With Coca-Cola anticipated to sell 7.5 million beverages - including bottled Dasani water - at the Games, it appears doubtful any voluntary educational program by the City of Vancouver to inform them of preferences for no bottled water will be heeded.
Regardless of the waste issue, what I realize is resonating with me is the ability of corporate event sponsorships to interfere with community living, and democratically expressed preferences.
And Coca-Cola is not the only target, in my mind. Friday I went to my local market to pick up some groceries. It's a great public market...every weekend for 10 years I've stopped in at the baker, soupmeister and fishmonger to get locally made brunch goodies for the weekend. Last Friday the owners had to tell me "I'm sorry, we're only taking Visa until the end of the Games". They looked apologetic, obviously having gotten used to the surprise or perhaps irate reaction of regular customers used to paying other ways.

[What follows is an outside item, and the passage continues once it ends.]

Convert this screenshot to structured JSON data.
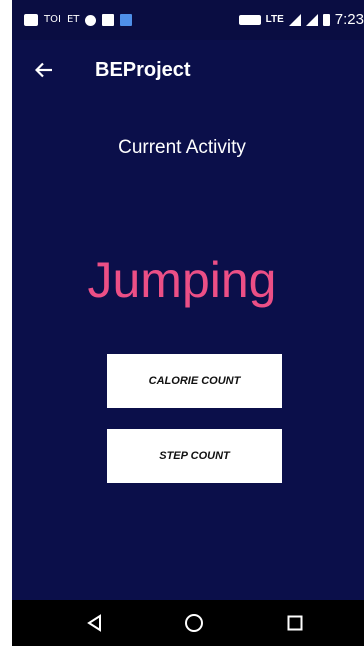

It wasn't inconvenient enough I had to find a way to pay for my Games tickets using the only credit card I don't own, now I can't get groceries without a one?
As a planner I'm fully aware of the need for sponsors to enable events, particularly of the scale of the Olympics. I expect that when I participate in the Games that by proxy I'll have to honour official sponsor protocols and all that come with it. However, as a resident of a community affected by a large-scale event I'm questioning the ethics of enabling corporations as part of their sponsorship arrangement to control how I engage in my community beyond the event, as well as their power to override local government.
Would welcome perspectives on both sides.
For more reading on related topics:
Vancouver's Push to Ban Plastic Bottles Won't Hold for the Olympics
Council of Canadian's Blog: Coca-Cola's Plant Bottle
The Top Dogs of Olympic Sponsorship
Dispatches from Vancouver: The Curious Case of GM Place
Marketers Play Olympic Cat and Mouse Game